Dr. John Wherry of the University of Pennsylvania Perelman School of Medicine said the fast tests catch up on when you are most infectious. PCR (polymerase chain reaction) tests, on the other hand, seek the virus itself. So they might be able to identify the infection early. So PCRs may identify tiny levels long after a person is no longer infectious. You may be more likely to get COVID-19 if you recently acquired symptoms or were exposed to someone with the virus. Due to restricted appointment availability and lengthy PCR findings, you may be best suited to perform a home test. When persons have symptoms, nasal swabs can accurately detect infections caused by the coronavirus delta variant. With omicron, however, many patients report testing negative within a few days of exposure, even when they have symptoms. Recent research found a two-day lag between a positive PCR and a positive antigen test in a small cohort of omicron-infected persons.
Regardless of the test, saliva was proven to be a stronger indication of the virus than nasal swabs. Omicron replicates in the neck or upper trachea, while delta replicates in the nasal cavity (which is also why one of the most common symptoms is a sore throat.) Using the nasal swabs provided in the fast test kits on the back of your throat to collect a saliva sample has been suggested by several specialists. Anecdotally, throat swabs can be positive but nose samples are negative when obtained at the same time
Although it is unclear at this time, some preliminary research shows that people may become infectious more quickly than they did with prior variations — maybe within a day after infection. Individuals infected with the coronavirus are most infectious in the few days before and after symptoms appear, according to the Centers for Disease Control and Prevention in the United States.
This is because omicron tends to develop symptoms sooner than prior forms — on average, three days after infection, according to preliminary investigations. According to prior research, patients infected with omicron might become infectious as quickly as a day after infection. People become infectious two to four days after infection with prior versions. People are infectious for a few days after their symptoms have subsided. Researchers believe it's too soon to tell if omicron's shortened incubation time translates into earlier contagiousness. It would, however, assist to explain the variant's quick dissemination.

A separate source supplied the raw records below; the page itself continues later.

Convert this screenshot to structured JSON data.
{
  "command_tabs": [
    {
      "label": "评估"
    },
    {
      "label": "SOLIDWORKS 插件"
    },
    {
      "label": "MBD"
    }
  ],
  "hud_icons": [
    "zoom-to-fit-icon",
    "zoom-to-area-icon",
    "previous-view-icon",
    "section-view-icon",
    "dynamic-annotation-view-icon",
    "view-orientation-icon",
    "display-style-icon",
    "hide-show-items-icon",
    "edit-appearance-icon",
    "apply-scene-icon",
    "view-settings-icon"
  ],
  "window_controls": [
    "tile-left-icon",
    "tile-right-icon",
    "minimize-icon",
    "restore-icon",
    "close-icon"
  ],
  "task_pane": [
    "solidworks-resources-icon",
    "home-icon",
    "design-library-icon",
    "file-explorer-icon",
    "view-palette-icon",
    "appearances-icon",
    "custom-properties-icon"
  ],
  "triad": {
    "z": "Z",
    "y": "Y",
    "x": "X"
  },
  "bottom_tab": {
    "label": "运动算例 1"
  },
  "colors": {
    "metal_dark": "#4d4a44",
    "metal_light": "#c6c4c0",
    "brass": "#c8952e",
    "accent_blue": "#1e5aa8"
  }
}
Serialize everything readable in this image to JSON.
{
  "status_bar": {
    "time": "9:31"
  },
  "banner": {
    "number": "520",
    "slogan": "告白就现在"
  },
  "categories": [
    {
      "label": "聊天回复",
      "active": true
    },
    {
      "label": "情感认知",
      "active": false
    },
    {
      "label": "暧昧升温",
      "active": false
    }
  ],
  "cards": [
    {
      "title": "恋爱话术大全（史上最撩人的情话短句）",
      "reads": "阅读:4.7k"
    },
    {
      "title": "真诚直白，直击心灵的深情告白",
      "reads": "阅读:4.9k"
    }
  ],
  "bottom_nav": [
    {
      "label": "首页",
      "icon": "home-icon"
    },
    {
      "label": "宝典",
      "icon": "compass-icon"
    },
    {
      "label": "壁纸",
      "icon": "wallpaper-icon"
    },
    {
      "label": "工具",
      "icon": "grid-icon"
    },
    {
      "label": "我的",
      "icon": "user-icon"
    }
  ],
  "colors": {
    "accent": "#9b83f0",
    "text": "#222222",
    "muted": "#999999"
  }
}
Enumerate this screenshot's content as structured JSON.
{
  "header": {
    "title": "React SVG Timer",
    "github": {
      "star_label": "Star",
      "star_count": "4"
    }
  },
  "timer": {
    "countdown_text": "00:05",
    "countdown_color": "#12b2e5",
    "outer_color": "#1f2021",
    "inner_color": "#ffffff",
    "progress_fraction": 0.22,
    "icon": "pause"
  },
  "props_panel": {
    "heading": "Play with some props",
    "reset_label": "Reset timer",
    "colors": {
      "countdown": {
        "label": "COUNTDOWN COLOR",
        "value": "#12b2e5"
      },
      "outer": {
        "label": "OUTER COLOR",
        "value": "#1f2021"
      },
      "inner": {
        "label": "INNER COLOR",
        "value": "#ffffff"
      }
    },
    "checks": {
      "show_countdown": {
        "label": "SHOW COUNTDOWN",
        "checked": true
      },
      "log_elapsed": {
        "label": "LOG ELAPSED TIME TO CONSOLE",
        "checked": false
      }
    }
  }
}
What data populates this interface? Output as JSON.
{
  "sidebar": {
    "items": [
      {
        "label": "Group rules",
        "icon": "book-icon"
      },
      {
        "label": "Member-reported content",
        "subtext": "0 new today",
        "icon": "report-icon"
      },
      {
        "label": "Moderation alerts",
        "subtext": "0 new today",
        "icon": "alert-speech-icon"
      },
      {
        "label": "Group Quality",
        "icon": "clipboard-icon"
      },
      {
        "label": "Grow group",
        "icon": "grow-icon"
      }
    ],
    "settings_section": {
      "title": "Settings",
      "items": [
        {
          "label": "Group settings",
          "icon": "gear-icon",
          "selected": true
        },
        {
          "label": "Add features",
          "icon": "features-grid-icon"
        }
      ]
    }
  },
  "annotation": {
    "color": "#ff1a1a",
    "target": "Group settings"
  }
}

It is critical to remember that we still have a long way to go until the pandemic is over. Although we are now reporting fewer hospitalizations and deaths across the Region, we are dealing with a significant increase in COVID-19 cases. Even though Omicron is gaining popularity in the Region, the Delta variation is still responsible for the bulk of current COVID-19 cases, which is known to cause serious sickness and mortality. In nations where Omicron is becoming or has been the prevalent variation, COVID-19 instances are doubling every 1.5 to 3 days, with hospitalizations skyrocketing as a result. Furthermore, misinformation and deception contribute to mistrust. This jeopardizes health and life, erodes faith in science, institutions, and healthcare systems, and impedes pandemic response. When ignorance and deception collide with evidence-based research, another person is prevented from making the best decisions for their health.